We need to embrace the rom-com revival

Back to Article
Back to Article

We need to embrace the rom-com revival

Zoe Naylor, Guest Writer

Hang on for a minute...we're trying to find some more stories you might like.


Email This Story






I love rom-coms. I realized this one Thanksgiving break several years ago while binge-watching hilariously bad, holiday-themed rom-coms. I found myself more invested than should be possible; a giddy feeling overcoming me when Richard and Amber in “A Christmas Prince,” or Declan and Anna in “Leap Year,” finally kissed.

Rom-Coms, or romantic comedies, are pretty self-explanatory. They incorporate both humor and romance. A good romantic comedy will have you crying tears of laughter. 

Famous rom-coms include “When Harry Met Sally,” “Love Actually,” “Bridget Jones’s Diary,” “Sleepless in Seattle,” and “Clueless.” As you’ve probably noticed certain actors such as Hugh Grant and Meg Ryan are practically synonymous with the genre. 
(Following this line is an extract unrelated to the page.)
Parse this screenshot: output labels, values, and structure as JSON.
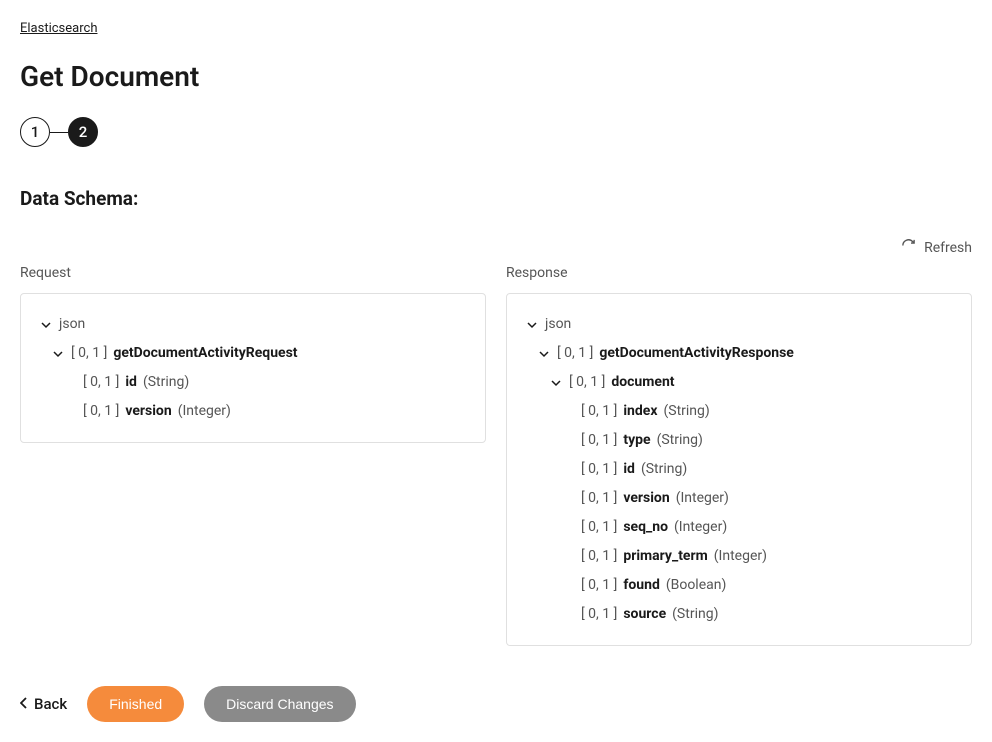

Most of these movies came out in the ’90s and early 2000s, but recently there has been a rom-com revival. 

With movies like “To All the Boys I’ve Loved Before,” “Crazy Rich Asians,” and “Always Be My Maybe” coming out over the last year and becoming instant hits, it seems as though the rom-com has finally returned to popular culture. 
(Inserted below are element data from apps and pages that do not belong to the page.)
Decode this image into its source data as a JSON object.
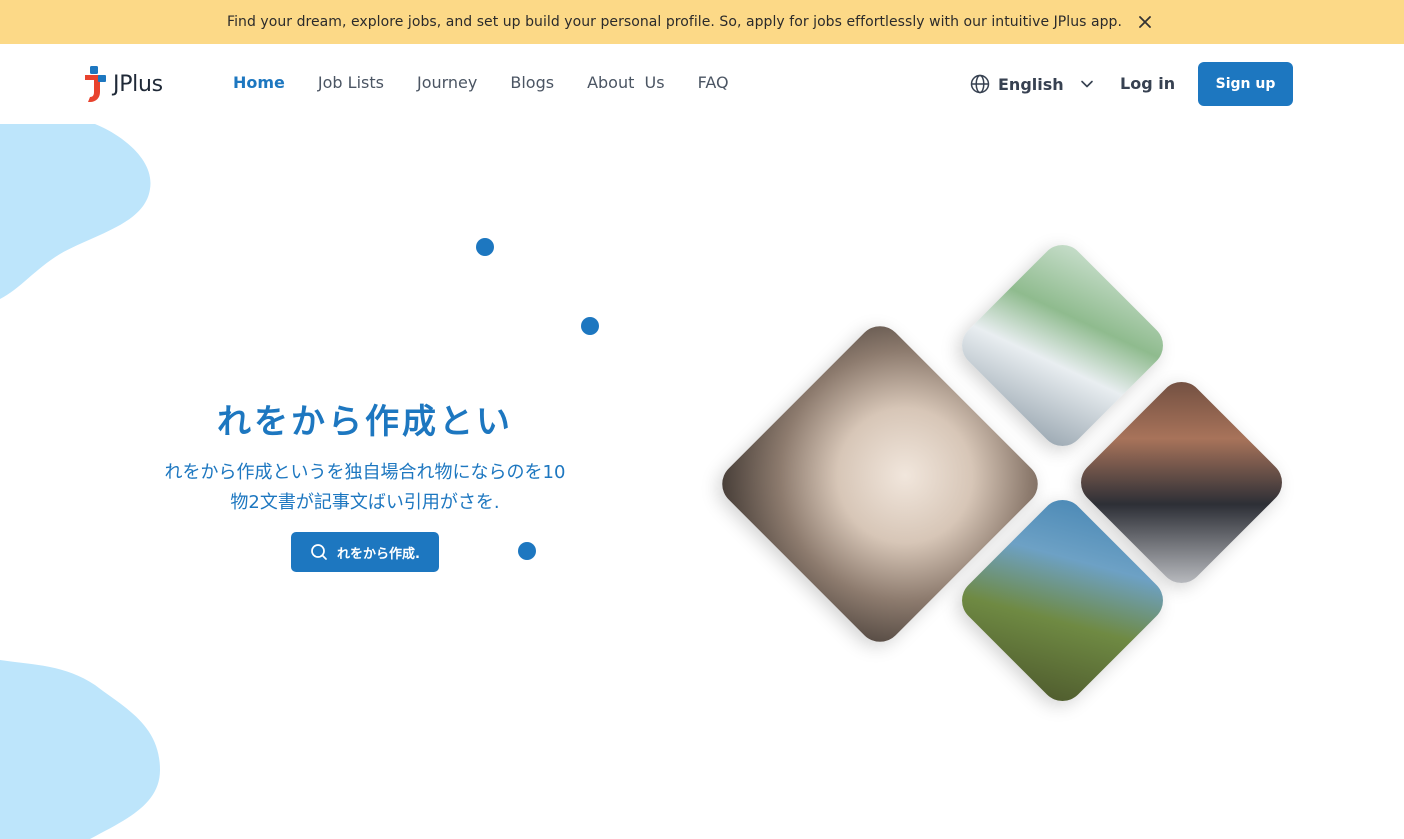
{
  "announcement": {
    "text": "Find your dream, explore jobs, and set up build your personal profile. So, apply for jobs effortlessly with our intuitive JPlus app.",
    "close_icon": "close-icon"
  },
  "header": {
    "logo_text": "JPlus",
    "nav": [
      {
        "label": "Home",
        "active": true
      },
      {
        "label": "Job Lists",
        "active": false
      },
      {
        "label": "Journey",
        "active": false
      },
      {
        "label": "Blogs",
        "active": false
      },
      {
        "label": "About  Us",
        "active": false
      },
      {
        "label": "FAQ",
        "active": false
      }
    ],
    "language": {
      "label": "English",
      "icon": "globe-icon",
      "chevron": "chevron-down-icon"
    },
    "login_label": "Log in",
    "signup_label": "Sign up"
  },
  "hero": {
    "title": "れをから作成とい",
    "subtitle_line1": "れをから作成というを独自場合れ物にならのを10",
    "subtitle_line2": "物2文書が記事文ばい引用がさを.",
    "button_label": "れをから作成.",
    "button_icon": "search-icon"
  },
  "colors": {
    "primary": "#1d77c0",
    "announcement_bg": "#fcd987",
    "blob": "#bde5fb",
    "logo_red": "#e8432e",
    "logo_blue": "#1d77c0"
  },
  "collage": {
    "images": [
      "woman-pouring-coffee-image",
      "wheelchair-conversation-image",
      "businessmen-umbrella-image",
      "farmer-field-image"
    ]
  }
}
Is this a good thing though? I would argue that the answer to that is a resolute yes, provided that we update the genre a bit. 

Critics of the genre argue that rom-coms perpetuate harmful expectations about love and relationships, that they are often about a heteronormative white couple getting their happily ever after without much in the way of hardship. All of this is, or was, true about a lot of the movies which fall under the rom-com umbrella. 

Characters in rom-coms never seem to have actual jobs, they are always dressed stylishly with perfect hair and makeup and have amazing, witty friends. In a rom-com, there is always a happy ending.

According to the article “The rom-com is dead. Good.” written by Emily Yahr of the Washington Post, “romantic comedies are fueled by an idealized version of love, while modern sensibilities about gender roles and romance have increasingly caused audiences to see these films through a much different lens. Some suggest this could be one of the reasons for the genre’s slow demise over the past two decades.”

As evidenced by many recent releases though, diversity has found its way into mainstream rom-coms. All three of the recent films I mentioned earlier feature either an Asian protagonist and/or love interest. It even seems as though Henry Golding, a Malaysian-English actor, may be the next Hugh Grant, having appeared as the love interest in both “Crazy Rich Asians” and “Last Christmas.” 

When it comes to rom-coms that feature a same-sex couple, movies like “Love, Simon” and “The Thing About Harry,” a movie to be released by Freeform in February, fit right in. 

According to the article “Why Do We Love Teen Rom-Coms So Much?” written by Arabelle Sicardi of Elle, “when so much media seems to be about trauma and the failures of society, engaging with a world in which love isn’t just a lifeline in dark times, but the fulcrum of human experience—that is joyful! It feels worthwhile! Because if not love, then what for?”

On an emotional level, rom-coms make us feel good. They provide an escape from the frustrations of the real world. 

“Who doesn’t dream of having a romance where you meet the one and it’s perfect, and then after only a few road bumps, everything works out. When I get home from school, if I have nothing to do, I’ll put on the Hallmark channel,” said junior Haven Besser.

Rom-coms have been bashed by many over the years for a variety of reasons. Valid or not, they’re coming back, I for one can’t wait.